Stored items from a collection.
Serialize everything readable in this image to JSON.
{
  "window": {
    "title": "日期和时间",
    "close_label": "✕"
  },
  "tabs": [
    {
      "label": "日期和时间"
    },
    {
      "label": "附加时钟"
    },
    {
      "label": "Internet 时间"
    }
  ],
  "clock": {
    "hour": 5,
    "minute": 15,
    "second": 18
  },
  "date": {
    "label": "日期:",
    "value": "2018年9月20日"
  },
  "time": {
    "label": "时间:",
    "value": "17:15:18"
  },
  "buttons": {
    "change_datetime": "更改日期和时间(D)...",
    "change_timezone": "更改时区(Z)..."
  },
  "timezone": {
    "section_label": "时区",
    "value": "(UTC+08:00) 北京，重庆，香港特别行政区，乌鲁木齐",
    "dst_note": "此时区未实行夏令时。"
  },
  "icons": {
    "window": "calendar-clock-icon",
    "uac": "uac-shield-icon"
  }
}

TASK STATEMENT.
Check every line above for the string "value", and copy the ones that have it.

WRITTEN RESPONSE.
    "value": "2018年9月20日"
    "value": "17:15:18"
    "value": "(UTC+08:00) 北京，重庆，香港特别行政区，乌鲁木齐",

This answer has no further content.